I began using FileMaker Pro in the early 1990’s. Version 2 was just coming out and it was going to be cross-platform, just what I needed. I was the studio manager for an in-house art department and I needed to bridge the gap between the art department’s Macs and the product department’s PCs. There had to be a better way to manage work orders and copy. FileMaker Pro fit the bill. No more crazy file conversions and I could finally get those hand written spreadsheets into a database. The Mac artists could open FileMaker, find their product and then just copy and paste the product copy from FileMaker directly to their Quark or Illustrator catalog and packaging projects. Back then that was a big deal.
Having a design background, I fell in love with FileMaker Pro’s design capabilities. I used Microsoft Access when it first came out, about a year or so earlier, and got a taste of what I could do with databases. But, it’s design tools made it difficult to create a decent user interface. Using FileMaker Pro, I was able to take my design skills and create screens and reports that not only worked well, but looked good too. Now I could design and get organized.
From that point on, I continued to create and develop projects in FileMaker. In the beginning I was developing purely for my own needs and that later grew to other areas of the company. On the side, I started taking on small jobs including my mother’s estate sale business. Things grew and in 2000, I started The Business Helper, Inc. with my wife Nancy. Today, Nancy is a realtor with Coldwell Banker here in Danbury and I’m still developing in FileMaker Pro, just a bit older and hopefully wiser.
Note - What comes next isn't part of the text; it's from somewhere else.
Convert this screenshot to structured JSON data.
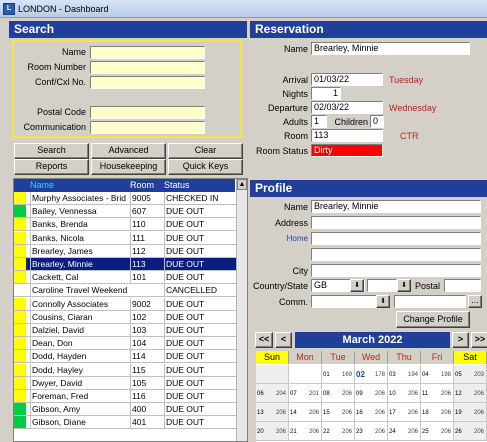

Many FileMaker Pro developers started their careers much like I have with no experience or formal training in database development or theory. We had to learn along the way. We are the “Bob the boat builders” of software development, just no longer building boats. I started this blog to write and share my experiences as a software database developer. These are my stories.